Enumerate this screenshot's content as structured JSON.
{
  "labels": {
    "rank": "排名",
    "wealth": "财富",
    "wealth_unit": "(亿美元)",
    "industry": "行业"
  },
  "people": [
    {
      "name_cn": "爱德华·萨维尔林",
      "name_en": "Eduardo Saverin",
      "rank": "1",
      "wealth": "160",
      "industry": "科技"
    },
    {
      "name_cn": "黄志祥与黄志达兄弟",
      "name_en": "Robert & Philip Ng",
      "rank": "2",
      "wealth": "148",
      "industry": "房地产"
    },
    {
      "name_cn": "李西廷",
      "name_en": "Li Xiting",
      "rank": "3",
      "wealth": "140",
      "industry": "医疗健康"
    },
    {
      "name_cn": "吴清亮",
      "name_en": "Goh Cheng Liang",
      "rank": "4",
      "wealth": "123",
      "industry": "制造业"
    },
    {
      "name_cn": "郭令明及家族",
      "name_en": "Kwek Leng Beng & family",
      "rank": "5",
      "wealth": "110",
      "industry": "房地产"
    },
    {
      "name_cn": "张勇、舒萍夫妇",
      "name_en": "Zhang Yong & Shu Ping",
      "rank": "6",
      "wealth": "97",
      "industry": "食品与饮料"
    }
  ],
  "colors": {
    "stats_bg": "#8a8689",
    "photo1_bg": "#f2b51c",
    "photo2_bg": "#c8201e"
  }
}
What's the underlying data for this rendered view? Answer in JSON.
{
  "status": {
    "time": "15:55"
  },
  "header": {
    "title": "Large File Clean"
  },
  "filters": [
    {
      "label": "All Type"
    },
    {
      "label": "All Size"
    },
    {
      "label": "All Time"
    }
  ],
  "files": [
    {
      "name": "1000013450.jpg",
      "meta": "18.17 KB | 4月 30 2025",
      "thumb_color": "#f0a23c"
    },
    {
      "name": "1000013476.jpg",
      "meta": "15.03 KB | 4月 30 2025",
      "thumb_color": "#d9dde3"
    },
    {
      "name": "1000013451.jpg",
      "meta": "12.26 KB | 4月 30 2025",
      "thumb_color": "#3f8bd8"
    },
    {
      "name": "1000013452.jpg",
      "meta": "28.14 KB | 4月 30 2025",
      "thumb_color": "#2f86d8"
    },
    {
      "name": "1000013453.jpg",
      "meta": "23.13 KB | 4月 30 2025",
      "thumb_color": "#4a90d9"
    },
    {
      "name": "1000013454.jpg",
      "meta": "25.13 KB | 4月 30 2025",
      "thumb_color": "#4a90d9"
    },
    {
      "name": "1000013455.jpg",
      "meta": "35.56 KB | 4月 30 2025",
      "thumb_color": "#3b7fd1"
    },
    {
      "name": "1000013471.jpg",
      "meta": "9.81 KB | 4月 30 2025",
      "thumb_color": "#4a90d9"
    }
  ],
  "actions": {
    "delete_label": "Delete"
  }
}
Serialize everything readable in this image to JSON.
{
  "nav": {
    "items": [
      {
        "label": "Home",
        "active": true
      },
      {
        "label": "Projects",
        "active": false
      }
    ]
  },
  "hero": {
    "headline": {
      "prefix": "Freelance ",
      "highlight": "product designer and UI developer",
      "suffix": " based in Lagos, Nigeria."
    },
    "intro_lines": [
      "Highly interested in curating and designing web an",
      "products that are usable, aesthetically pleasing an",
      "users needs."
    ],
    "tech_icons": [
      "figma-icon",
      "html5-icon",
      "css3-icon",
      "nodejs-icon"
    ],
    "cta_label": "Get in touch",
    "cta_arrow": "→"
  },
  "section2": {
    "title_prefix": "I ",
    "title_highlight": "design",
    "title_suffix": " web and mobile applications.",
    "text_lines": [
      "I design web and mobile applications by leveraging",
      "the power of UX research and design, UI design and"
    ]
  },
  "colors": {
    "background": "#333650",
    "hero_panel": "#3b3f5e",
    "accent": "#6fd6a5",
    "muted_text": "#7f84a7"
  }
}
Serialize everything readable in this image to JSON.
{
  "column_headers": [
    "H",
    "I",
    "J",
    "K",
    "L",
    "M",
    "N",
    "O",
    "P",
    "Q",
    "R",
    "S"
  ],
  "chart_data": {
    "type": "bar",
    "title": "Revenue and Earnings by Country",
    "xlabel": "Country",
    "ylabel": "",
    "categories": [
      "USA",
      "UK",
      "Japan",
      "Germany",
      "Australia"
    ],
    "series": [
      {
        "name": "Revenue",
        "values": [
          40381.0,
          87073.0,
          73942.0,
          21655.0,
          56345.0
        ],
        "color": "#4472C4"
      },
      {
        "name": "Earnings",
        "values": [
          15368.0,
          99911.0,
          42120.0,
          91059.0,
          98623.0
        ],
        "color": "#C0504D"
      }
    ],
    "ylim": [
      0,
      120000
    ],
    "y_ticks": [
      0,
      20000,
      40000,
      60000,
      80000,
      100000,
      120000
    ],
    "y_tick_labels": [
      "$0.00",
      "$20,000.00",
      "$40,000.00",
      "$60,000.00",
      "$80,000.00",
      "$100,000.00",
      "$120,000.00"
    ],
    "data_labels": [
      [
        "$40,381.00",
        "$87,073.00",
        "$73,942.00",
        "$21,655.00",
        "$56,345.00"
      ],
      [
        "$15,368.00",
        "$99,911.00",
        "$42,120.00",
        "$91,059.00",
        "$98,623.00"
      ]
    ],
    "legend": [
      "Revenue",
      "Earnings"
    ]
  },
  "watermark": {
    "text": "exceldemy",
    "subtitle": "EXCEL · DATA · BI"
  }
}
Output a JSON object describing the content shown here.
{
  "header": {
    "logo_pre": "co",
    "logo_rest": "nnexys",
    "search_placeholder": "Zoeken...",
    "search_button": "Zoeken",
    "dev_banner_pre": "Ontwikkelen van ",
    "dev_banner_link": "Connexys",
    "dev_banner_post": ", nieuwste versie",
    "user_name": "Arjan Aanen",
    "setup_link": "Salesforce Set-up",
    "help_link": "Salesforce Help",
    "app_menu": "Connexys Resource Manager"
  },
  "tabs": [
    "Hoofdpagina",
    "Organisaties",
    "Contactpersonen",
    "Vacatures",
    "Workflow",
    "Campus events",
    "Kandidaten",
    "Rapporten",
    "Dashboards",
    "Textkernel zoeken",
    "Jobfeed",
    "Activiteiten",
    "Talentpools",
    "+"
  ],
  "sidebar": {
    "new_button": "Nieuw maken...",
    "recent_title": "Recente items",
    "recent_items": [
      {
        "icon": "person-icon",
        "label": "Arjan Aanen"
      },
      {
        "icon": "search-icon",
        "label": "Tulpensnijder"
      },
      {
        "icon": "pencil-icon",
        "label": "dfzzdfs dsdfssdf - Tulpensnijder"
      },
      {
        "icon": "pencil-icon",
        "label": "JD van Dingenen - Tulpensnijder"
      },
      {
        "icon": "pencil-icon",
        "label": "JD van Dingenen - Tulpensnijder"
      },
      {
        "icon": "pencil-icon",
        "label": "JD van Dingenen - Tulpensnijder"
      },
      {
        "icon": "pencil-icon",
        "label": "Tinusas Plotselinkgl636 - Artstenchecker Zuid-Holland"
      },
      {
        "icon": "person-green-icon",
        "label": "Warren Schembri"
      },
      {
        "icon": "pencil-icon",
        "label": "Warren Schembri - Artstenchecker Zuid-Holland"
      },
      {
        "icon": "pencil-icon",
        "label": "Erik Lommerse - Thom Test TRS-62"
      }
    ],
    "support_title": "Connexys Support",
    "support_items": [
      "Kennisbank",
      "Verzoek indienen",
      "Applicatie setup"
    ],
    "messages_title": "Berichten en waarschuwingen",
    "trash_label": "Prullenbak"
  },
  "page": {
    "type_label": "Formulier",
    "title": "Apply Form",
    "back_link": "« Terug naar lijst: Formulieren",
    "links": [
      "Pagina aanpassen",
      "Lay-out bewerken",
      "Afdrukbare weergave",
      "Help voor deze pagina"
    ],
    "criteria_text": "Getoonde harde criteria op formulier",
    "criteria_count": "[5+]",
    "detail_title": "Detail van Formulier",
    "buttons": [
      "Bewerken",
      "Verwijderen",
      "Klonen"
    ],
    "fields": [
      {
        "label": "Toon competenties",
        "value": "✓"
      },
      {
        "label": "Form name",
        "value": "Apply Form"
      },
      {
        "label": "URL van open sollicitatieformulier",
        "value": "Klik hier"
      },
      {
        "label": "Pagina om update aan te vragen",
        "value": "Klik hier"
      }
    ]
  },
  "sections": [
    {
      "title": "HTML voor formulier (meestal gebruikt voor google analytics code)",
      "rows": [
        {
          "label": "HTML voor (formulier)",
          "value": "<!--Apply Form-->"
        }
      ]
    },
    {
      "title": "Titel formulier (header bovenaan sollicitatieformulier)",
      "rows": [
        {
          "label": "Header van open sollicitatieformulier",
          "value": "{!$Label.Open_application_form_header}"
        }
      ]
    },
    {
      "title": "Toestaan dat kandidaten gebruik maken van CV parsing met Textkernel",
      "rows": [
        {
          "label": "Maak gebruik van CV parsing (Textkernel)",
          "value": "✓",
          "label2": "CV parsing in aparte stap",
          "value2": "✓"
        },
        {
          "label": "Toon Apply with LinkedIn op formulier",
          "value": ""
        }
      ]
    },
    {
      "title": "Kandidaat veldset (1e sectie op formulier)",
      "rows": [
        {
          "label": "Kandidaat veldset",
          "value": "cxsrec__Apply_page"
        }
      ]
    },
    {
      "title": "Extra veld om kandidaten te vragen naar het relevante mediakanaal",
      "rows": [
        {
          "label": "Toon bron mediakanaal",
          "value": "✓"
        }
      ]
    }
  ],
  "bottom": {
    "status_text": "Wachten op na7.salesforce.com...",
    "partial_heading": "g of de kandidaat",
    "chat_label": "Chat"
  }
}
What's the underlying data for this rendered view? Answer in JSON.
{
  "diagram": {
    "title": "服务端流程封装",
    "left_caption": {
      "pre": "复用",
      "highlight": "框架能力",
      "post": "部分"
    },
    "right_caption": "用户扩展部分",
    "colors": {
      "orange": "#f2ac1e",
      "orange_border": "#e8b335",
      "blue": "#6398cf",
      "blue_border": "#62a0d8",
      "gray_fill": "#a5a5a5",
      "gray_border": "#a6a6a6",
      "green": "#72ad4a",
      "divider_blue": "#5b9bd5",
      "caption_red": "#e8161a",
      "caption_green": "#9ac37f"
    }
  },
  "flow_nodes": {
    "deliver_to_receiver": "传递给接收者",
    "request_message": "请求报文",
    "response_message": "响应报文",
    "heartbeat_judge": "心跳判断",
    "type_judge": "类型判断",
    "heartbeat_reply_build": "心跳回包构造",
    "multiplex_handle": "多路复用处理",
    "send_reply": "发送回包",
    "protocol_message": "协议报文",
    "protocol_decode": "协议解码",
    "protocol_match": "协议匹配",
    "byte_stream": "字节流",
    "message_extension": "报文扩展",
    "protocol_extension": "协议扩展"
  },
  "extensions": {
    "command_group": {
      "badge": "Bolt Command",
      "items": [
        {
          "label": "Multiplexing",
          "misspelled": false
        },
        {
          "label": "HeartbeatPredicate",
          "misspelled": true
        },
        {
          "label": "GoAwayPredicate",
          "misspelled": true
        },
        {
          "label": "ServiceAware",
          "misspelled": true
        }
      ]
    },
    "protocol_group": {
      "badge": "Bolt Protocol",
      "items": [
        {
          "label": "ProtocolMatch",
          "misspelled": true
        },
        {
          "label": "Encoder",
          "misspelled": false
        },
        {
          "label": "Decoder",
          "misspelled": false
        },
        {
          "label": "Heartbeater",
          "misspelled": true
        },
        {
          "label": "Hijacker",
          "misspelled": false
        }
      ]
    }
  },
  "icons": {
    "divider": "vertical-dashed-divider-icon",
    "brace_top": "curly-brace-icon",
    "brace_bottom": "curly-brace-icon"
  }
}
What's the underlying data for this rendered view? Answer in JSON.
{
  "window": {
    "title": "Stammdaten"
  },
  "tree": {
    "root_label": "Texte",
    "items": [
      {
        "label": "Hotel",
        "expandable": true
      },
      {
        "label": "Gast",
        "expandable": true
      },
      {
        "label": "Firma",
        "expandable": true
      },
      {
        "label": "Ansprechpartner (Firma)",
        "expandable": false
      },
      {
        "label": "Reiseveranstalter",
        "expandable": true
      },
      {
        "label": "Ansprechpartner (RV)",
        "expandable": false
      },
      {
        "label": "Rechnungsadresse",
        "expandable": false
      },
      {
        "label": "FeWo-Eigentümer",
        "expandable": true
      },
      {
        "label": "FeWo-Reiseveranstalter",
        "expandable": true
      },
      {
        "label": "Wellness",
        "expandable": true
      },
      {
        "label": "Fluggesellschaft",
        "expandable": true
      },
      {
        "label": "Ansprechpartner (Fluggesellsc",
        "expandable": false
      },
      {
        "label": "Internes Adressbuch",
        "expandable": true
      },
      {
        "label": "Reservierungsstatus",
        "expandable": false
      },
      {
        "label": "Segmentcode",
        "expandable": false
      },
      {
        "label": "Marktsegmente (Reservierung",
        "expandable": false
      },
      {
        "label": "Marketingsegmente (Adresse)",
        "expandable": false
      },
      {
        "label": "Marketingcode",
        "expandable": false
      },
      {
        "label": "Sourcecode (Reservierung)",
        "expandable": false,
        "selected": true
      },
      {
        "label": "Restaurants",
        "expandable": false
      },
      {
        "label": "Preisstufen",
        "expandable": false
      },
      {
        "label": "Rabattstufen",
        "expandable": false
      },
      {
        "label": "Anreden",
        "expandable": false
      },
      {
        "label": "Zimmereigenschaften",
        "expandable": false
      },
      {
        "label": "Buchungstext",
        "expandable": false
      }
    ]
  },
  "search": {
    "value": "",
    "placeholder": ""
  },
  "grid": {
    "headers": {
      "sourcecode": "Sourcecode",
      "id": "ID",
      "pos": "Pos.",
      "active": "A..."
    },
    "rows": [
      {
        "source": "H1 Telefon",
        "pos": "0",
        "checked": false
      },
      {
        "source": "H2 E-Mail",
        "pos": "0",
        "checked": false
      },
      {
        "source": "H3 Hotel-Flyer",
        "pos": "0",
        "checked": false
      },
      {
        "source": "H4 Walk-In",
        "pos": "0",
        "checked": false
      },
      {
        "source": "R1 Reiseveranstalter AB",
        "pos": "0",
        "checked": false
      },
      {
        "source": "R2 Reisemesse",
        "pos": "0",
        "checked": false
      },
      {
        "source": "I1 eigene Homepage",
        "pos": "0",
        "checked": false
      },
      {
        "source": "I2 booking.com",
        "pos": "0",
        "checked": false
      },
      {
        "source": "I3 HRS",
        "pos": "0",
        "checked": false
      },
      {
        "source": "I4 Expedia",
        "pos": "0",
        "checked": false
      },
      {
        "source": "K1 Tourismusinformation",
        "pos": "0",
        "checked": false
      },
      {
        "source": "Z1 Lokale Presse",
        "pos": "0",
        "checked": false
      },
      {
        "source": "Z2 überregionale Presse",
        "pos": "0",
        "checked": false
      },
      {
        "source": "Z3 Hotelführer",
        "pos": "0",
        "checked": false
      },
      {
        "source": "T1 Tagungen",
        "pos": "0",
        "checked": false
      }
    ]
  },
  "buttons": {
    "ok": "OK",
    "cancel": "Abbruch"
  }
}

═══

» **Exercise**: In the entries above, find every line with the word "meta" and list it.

» **The answer**:
      "meta": "18.17 KB | 4月 30 2025",
      "meta": "15.03 KB | 4月 30 2025",
      "meta": "12.26 KB | 4月 30 2025",
      "meta": "28.14 KB | 4月 30 2025",
      "meta": "23.13 KB | 4月 30 2025",
      "meta": "25.13 KB | 4月 30 2025",
      "meta": "35.56 KB | 4月 30 2025",
      "meta": "9.81 KB | 4月 30 2025",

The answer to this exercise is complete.